Instructions to follow
In the entries below, find the lines that contain the word "emoji" and copy them.

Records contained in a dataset
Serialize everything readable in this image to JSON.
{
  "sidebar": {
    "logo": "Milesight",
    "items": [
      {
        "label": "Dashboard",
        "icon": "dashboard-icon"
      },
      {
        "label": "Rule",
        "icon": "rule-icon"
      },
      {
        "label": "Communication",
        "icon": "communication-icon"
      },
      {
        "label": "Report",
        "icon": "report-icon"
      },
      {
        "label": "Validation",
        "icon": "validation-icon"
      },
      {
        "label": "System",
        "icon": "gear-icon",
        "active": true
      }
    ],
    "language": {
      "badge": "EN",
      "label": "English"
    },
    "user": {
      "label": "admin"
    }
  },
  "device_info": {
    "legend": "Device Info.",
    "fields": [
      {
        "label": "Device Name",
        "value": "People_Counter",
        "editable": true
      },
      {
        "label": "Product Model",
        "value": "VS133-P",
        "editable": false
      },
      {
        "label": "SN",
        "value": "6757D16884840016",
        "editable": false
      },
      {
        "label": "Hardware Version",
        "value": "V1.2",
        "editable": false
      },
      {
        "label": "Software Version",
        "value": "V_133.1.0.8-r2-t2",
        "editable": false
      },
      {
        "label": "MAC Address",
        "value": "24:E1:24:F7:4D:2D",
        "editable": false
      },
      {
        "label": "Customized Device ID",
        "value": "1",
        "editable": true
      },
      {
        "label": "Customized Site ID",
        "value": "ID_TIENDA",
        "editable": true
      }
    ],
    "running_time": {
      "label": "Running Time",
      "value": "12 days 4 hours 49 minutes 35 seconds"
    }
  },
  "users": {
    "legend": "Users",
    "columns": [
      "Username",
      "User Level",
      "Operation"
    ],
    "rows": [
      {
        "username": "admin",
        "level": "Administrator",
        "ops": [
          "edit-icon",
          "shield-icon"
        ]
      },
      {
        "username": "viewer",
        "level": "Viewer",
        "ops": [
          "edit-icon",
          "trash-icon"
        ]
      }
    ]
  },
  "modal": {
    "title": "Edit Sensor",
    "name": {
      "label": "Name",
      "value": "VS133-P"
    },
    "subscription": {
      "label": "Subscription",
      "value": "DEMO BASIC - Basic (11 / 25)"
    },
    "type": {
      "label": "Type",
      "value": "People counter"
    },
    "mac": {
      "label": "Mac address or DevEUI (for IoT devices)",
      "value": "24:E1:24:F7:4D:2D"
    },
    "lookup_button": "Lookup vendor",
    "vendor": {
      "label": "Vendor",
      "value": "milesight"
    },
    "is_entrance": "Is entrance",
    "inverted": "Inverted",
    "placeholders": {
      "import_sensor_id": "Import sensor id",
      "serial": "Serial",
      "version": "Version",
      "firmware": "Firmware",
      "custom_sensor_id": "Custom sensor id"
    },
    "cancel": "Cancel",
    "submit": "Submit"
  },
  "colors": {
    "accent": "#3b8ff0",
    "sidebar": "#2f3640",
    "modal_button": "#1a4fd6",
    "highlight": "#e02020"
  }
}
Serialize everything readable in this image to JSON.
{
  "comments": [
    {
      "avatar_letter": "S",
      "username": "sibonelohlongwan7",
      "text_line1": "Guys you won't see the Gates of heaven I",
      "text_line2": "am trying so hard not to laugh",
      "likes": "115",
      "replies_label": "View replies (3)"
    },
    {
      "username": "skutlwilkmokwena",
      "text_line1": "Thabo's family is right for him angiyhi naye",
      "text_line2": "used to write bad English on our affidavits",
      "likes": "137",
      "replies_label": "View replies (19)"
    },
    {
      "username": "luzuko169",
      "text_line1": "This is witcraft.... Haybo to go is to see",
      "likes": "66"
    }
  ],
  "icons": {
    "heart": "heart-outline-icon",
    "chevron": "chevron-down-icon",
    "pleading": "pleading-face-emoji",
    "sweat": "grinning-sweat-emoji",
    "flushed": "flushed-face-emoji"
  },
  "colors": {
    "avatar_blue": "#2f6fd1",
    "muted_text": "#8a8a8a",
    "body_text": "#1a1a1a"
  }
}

Final answer
    "pleading": "pleading-face-emoji",
    "sweat": "grinning-sweat-emoji",
    "flushed": "flushed-face-emoji"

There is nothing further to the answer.